The result should be the lines from the one holding "Give me the" to the final line of the records, retyped exactly.

(Website and app data records)
[Start of section]
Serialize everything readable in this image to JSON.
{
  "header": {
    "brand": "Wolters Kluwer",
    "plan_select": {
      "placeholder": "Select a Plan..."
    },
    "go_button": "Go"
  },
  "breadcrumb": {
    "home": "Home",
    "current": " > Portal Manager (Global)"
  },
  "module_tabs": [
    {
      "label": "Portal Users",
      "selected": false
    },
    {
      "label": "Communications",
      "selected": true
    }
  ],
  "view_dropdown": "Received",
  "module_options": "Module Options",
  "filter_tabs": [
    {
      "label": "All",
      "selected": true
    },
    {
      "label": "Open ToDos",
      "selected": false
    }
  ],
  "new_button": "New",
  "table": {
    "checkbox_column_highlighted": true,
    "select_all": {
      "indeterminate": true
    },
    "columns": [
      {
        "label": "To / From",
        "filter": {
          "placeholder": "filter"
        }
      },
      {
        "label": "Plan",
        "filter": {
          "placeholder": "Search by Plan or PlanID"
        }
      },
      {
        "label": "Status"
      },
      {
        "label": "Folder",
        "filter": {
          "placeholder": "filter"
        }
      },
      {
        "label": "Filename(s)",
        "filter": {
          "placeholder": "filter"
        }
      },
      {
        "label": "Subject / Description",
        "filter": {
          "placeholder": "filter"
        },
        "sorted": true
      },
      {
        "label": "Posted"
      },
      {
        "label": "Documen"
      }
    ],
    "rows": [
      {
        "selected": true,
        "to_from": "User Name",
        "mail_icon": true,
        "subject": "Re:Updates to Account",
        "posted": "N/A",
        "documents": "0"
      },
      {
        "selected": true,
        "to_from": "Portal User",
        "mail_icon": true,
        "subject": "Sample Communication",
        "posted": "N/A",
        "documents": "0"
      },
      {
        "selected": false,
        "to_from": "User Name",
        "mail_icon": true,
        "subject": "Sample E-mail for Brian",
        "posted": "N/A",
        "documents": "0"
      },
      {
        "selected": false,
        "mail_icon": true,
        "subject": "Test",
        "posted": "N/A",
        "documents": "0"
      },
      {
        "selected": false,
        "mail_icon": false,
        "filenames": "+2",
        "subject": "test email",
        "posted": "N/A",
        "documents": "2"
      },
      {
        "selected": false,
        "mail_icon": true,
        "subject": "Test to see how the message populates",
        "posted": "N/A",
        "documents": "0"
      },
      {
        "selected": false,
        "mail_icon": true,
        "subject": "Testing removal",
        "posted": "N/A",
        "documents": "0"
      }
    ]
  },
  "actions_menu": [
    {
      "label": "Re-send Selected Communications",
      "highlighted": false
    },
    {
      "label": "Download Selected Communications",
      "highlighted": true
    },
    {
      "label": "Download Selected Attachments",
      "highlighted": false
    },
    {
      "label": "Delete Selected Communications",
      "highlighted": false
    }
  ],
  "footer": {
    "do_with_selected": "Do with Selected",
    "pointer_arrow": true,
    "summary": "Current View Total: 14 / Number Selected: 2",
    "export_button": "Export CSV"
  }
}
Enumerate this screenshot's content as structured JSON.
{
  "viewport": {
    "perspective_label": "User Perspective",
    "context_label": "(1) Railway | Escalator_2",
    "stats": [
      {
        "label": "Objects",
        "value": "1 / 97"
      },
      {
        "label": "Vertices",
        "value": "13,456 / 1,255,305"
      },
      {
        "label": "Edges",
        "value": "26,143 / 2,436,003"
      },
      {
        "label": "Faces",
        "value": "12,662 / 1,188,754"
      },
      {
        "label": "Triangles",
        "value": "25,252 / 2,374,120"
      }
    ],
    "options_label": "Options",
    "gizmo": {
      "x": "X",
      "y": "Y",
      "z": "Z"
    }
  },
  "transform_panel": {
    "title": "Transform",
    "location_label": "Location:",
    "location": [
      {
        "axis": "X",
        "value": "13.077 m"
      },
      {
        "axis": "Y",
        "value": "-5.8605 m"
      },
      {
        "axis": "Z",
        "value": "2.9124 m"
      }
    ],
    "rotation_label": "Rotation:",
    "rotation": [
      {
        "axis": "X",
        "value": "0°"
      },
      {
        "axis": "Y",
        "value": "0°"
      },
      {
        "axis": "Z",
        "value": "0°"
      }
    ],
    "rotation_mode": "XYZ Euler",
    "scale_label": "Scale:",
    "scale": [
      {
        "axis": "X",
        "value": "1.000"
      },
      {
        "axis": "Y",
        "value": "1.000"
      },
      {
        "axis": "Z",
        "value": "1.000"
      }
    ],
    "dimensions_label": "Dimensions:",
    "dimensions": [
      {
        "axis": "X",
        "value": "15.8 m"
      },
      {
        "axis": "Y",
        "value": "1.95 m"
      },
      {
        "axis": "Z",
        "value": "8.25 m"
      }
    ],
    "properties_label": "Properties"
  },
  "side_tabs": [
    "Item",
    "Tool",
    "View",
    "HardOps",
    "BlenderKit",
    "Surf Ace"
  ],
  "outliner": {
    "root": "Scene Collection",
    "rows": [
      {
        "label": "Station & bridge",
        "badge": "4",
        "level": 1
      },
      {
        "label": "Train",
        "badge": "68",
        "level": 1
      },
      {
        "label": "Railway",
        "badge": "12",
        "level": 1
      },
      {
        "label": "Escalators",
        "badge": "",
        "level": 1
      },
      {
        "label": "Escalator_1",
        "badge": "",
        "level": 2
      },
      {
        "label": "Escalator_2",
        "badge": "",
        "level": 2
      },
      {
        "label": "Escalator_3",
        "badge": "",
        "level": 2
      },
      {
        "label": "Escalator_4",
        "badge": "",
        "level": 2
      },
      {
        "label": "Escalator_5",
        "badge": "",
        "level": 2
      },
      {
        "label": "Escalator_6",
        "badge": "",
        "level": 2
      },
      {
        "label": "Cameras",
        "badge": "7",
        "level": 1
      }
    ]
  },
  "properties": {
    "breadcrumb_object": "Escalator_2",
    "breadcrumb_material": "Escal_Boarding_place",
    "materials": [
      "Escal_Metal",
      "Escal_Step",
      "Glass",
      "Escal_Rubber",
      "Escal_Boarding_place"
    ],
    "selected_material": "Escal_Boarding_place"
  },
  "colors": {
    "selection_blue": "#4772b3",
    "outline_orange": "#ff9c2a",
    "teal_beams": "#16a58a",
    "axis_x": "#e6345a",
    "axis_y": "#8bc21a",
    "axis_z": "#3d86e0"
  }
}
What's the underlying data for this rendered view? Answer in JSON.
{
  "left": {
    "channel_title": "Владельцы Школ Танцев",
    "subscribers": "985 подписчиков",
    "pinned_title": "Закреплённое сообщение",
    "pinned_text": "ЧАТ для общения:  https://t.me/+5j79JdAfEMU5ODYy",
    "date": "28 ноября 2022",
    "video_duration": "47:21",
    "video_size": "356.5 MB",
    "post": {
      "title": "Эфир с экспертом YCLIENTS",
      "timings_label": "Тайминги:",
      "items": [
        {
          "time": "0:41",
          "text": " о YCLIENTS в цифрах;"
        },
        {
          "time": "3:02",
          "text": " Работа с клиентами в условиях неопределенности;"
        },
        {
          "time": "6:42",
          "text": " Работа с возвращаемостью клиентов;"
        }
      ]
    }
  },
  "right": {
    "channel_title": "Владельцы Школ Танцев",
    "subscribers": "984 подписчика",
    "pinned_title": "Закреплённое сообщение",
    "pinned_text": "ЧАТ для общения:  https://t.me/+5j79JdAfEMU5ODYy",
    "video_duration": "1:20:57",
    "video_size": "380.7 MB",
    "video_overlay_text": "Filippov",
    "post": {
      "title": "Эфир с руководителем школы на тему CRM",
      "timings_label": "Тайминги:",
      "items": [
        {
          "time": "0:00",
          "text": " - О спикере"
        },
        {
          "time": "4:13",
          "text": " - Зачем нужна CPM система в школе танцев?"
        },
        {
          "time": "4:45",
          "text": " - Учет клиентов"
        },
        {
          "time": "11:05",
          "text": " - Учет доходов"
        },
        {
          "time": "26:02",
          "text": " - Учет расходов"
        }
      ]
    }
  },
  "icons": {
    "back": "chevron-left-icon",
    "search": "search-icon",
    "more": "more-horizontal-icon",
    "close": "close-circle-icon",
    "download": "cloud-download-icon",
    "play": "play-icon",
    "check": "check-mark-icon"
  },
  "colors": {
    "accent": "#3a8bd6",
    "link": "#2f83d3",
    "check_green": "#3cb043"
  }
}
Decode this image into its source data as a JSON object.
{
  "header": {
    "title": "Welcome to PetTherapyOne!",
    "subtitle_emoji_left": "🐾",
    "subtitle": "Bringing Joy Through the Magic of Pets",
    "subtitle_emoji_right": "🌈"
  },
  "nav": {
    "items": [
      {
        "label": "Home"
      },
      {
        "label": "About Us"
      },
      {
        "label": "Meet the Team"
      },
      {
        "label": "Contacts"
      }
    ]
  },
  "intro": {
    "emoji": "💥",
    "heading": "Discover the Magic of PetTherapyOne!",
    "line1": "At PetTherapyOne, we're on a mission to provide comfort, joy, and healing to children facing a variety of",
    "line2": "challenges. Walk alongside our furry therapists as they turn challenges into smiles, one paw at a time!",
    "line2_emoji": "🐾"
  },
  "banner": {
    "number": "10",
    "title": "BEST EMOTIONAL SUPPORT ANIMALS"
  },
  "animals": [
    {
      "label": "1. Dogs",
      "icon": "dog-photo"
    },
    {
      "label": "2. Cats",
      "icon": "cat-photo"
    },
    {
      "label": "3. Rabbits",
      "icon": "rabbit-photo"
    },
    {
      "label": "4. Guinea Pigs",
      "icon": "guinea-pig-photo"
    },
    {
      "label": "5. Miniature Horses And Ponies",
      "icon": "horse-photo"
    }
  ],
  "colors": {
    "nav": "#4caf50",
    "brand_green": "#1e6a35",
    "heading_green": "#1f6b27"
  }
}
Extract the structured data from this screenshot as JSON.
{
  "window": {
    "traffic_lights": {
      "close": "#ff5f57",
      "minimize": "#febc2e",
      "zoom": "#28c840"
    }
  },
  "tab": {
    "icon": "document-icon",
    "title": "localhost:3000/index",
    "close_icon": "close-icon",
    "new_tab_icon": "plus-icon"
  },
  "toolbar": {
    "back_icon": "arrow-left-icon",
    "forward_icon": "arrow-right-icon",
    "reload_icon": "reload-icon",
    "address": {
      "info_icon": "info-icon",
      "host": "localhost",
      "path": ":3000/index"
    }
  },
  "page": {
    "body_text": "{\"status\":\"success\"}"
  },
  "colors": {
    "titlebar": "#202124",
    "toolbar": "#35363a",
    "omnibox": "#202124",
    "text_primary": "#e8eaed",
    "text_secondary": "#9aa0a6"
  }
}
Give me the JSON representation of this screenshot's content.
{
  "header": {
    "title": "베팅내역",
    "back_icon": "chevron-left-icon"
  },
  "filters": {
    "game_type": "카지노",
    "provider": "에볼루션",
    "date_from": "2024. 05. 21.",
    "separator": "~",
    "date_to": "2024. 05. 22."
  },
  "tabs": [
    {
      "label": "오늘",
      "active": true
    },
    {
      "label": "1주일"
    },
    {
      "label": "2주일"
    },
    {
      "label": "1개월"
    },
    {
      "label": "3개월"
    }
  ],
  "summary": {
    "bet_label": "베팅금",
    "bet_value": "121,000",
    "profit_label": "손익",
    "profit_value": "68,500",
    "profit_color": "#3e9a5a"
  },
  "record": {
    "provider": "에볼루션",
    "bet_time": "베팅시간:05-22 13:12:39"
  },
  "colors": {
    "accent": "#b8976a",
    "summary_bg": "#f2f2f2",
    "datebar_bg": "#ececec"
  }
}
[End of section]
#### Answer box:
Give me the JSON representation of this screenshot's content.
{
  "header": {
    "title": "베팅내역",
    "back_icon": "chevron-left-icon"
  },
  "filters": {
    "game_type": "카지노",
    "provider": "에볼루션",
    "date_from": "2024. 05. 21.",
    "separator": "~",
    "date_to": "2024. 05. 22."
  },
  "tabs": [
    {
      "label": "오늘",
      "active": true
    },
    {
      "label": "1주일"
    },
    {
      "label": "2주일"
    },
    {
      "label": "1개월"
    },
    {
      "label": "3개월"
    }
  ],
  "summary": {
    "bet_label": "베팅금",
    "bet_value": "121,000",
    "profit_label": "손익",
    "profit_value": "68,500",
    "profit_color": "#3e9a5a"
  },
  "record": {
    "provider": "에볼루션",
    "bet_time": "베팅시간:05-22 13:12:39"
  },
  "colors": {
    "accent": "#b8976a",
    "summary_bg": "#f2f2f2",
    "datebar_bg": "#ececec"
  }
}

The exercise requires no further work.